This scene takes place at King Duncan's palace at Forres. The king has arrived with his oldest son Malcolm, his youngest son Donaldbain, the nobleman Lennox, and other attendants. Duncan asks if Cawdor's execution has taken place. Malcolm replies that he has been told that Cawdor confessed his treasons, begged forgiveness, and died honorably. Duncan calls him a gentleman "on whom I built an absolute trust," much as he trusts Macbeth. That irony is underlined by the King's spoken insight that you cannot know a man's construction by looking at his face; in other words, appearance is not always reality. When Macbeth and Banquo arrive with Ross and Angus, Duncan greets the new Thane of Cawdor as "worthiest cousin" and thanks both him and Banquo for their loyal service. He says to Macbeth, "I have begun to plant thee, and will labour to make thee full of growing." The king then promises to reward Banquo in a similar manner to Macbeth.
Duncan then thickens the plot by naming Malcolm the Prince of Cumberland and the heir to the throne. In a spoken aside, Macbeth bemoans that this action lies in his way and then hopes that no one sees his "black and deep desires." Since Duncan is coming to visit Macbeth at Inverness, he knows that an opportunity presents itself, and time is of the essence in order to plan for the king's undoing. Macbeth takes leave to go and tell his wife the news of the royal visit (and to plot with her against Duncan). After his departure, the king continues his praise of the new thane ironically saying he is a " peerless kinsman". (It is true that Macbeth is like no other!)
The mood of this scene is sharply different than the previous one on the somber heath. The king is in his palace, surrounded by his kin and nobles. He is obviously delighted with Macbeth's victory, which has put him in high spirits. Even the news of Cawdor's execution has a positive impact, since he has died with dignity, asking for the king's pardon of his treason. (Macbeth's later execution will not carry such dignity.) The king openly states how hard it is to recognize a traitor, ironic words spoken right before Macbeth enters the palace. The words are made even more meaningful when the kind king calls Macbeth "worthiest cousin" and heaps praise upon this seemingly loyal servant. Macbeth's ironic answer to Duncan is that "our duties are to your throne," words spoken by a man who does not understand real duty at all.

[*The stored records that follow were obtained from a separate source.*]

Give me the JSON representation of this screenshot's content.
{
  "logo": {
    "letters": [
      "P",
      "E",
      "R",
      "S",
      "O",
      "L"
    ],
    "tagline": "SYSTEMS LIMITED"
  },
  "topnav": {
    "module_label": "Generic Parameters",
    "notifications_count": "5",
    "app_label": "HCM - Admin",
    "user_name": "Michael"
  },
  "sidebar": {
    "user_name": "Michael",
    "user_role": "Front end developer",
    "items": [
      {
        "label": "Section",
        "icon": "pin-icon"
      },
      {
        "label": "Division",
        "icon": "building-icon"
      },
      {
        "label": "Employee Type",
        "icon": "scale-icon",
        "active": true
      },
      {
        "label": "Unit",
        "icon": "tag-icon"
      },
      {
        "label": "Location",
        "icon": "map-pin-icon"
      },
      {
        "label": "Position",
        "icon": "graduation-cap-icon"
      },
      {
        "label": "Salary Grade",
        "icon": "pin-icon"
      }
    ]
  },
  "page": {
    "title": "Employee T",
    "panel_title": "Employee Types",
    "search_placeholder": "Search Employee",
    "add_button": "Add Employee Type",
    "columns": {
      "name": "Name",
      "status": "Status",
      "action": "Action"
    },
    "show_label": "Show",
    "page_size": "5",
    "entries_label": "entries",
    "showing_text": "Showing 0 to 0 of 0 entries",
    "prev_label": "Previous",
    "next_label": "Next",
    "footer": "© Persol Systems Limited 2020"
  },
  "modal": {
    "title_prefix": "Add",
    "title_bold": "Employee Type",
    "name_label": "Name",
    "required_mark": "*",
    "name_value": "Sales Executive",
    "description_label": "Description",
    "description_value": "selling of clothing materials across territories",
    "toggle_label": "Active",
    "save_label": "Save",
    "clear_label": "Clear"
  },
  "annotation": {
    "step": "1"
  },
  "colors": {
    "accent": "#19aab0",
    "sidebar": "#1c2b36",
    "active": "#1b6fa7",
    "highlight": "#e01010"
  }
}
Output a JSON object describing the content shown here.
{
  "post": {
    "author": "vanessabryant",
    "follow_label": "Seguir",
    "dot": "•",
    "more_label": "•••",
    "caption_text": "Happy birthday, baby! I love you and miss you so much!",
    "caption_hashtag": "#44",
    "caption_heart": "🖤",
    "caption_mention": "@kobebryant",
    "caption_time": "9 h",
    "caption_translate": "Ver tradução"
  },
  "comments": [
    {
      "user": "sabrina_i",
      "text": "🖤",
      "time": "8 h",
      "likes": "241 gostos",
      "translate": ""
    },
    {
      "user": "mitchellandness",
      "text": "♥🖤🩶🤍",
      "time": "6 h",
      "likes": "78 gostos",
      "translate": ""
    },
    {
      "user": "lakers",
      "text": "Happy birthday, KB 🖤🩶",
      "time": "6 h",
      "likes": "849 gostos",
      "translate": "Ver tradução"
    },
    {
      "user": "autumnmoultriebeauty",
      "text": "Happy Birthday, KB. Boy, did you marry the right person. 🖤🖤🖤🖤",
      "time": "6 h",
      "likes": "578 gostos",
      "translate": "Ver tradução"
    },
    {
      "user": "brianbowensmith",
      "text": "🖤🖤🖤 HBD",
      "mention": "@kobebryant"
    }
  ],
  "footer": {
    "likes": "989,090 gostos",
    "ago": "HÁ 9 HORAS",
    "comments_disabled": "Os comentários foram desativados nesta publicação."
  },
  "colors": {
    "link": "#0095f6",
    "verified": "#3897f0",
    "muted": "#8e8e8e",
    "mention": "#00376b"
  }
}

The king then announces that his oldest son Malcolm has been named Prince of Cumberland and successor to the throne. This should be a joyous announcement for all, for it will insure that Scotland will have a smooth transition, but it is horrifying news to Macbeth. Malcolm is now a real stumbling block to his plan to gain the crown. In his aside, he acknowledges that he has evil desires which he must hide. His thoughts are made to seem even darker in contrast to the kindness and joy displayed by the good king throughout the scene. With dark thoughts in mind, Macbeth leaves to go to Inverness and prepare for the king's visit (and murder).